I`m confused. I don`t think that midazolam is an "evil" drug, I just think that it too close to valium for me to consider; I read a lot of opinions from people who consider the amnesia issues to be a big deal...My question: assuming that the benzomidazolam will be out since I`m allergic to valium), right? my choices will be propofol or nothing. From an anesthesia point of view, could you please give me your opinion of colonoscopy with propofol or with nothing? One GI doc says that a sedated patient is more likely to get perforated; but he also says that a sedated patient is more likely to get a "quality" exam because they tend to rush when the patient is in pain. His associate offers the opposite opinion: deal with the pain of an unsedated exam because it forces them to slow down and you will get a better exam. Sorry for all of the detail; they just really have me confused. Thanks.
This is a controversial issue and you've captured the different points of view very well!

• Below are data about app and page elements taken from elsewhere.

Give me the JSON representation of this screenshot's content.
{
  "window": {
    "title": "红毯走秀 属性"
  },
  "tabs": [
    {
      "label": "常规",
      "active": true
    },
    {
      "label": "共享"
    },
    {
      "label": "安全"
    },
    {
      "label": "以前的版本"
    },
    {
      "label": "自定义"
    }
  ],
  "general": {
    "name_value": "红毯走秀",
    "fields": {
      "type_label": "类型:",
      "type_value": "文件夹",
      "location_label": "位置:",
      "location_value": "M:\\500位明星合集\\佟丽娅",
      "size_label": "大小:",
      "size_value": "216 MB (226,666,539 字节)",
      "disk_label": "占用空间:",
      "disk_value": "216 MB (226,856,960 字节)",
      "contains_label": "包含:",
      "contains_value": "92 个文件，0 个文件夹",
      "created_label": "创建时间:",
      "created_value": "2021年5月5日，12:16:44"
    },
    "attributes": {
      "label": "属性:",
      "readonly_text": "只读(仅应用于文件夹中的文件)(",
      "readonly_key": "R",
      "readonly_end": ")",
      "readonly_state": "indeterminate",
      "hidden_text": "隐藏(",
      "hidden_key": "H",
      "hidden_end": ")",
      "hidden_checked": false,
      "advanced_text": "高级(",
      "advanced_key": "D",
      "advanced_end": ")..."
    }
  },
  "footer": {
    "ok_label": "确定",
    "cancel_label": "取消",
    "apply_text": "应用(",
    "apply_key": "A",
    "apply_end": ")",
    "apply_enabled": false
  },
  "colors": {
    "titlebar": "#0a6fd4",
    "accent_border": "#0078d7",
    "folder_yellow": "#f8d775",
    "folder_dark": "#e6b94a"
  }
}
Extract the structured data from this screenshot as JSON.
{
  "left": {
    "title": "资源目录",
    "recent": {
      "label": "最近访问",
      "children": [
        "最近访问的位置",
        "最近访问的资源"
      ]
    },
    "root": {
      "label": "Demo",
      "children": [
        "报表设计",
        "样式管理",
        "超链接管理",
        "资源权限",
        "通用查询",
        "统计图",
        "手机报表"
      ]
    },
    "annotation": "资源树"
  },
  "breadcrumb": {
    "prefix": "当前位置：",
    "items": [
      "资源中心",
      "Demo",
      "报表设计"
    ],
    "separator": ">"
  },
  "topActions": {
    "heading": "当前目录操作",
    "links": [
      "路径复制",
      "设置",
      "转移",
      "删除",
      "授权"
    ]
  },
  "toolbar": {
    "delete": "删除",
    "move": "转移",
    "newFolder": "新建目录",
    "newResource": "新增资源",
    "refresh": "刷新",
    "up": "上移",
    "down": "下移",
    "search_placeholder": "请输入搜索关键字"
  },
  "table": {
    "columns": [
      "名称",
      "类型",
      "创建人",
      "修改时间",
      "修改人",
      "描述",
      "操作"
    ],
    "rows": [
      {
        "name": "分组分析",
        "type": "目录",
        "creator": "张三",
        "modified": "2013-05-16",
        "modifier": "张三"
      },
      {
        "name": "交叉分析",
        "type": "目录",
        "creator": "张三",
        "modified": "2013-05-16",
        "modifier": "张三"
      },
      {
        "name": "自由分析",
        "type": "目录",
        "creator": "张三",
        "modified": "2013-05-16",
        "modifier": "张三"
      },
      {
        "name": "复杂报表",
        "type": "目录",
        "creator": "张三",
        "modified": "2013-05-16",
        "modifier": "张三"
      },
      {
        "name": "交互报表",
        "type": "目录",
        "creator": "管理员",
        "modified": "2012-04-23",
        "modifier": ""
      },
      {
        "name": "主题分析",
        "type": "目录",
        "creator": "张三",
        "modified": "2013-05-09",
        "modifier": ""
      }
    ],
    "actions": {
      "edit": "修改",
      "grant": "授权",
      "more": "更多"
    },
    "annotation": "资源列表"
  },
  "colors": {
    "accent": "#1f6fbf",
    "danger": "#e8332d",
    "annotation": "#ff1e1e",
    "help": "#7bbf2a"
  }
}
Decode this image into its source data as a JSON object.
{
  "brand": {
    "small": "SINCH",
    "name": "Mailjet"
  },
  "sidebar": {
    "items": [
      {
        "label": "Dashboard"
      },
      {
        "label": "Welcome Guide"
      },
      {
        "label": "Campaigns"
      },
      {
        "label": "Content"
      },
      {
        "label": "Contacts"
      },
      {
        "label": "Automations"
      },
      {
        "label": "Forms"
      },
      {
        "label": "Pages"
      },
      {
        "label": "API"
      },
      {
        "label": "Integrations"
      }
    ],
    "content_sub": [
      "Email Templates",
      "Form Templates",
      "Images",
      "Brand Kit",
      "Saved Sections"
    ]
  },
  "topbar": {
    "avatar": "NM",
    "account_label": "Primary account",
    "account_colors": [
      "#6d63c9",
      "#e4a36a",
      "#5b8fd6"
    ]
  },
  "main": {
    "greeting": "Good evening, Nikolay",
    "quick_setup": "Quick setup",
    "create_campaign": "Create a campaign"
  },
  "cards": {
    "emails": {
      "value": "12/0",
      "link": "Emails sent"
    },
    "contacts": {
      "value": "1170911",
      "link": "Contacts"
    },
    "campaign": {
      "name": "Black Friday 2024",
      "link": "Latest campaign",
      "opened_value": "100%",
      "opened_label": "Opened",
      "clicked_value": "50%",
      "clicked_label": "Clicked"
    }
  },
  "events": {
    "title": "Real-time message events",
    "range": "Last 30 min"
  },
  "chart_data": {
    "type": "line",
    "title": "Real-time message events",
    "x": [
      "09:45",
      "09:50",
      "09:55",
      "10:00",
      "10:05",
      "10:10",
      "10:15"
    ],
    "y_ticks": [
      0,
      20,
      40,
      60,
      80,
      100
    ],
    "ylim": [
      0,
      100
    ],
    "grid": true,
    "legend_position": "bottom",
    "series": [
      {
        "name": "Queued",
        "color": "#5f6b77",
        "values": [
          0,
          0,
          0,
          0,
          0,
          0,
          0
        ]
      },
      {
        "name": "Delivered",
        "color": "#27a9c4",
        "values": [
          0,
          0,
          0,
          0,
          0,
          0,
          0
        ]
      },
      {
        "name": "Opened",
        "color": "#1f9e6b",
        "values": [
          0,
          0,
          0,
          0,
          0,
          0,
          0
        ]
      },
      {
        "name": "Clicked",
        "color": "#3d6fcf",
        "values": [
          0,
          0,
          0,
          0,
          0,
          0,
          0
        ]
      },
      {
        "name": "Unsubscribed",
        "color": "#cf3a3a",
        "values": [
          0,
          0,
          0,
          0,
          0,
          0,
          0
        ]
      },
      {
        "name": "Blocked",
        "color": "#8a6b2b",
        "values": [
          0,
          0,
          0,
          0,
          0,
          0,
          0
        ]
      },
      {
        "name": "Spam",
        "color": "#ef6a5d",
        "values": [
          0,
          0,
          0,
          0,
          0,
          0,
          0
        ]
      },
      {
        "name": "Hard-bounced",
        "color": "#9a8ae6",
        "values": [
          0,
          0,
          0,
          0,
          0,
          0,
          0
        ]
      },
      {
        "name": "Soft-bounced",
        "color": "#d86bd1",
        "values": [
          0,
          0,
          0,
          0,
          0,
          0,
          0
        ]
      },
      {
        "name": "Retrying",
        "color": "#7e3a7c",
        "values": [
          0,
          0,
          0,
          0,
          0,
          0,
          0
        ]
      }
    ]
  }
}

Here are a few points that may or may not help you decide:
Perforation of the colon during colonoscopy is very rare and probably has more to do with the operator than the type of anesthesia.
An anesthesiologist or other qualified provider sedating you for a colonoscopy can offer you a very comfortable experience, using the variety of drugs now at our disposal. If you have an aversion or preference with regards to a particular drug this can usually be accommodated. Propofol, used appropriately, is safe, effective and provides complete oblivion during the procedure (most people like that idea).
Most people find the preparation for colonoscopy (purgatives to clean out your bowel) much more difficult than the procedure itself.
A colonoscopy, especially when risk factors like a strong family history exist, can save your life. Just go and get it done, as soon as possible!
Gareth S Kantor, MD
Assistant Professor of Anesthesiology
School of Medicine
Case Western Reserve University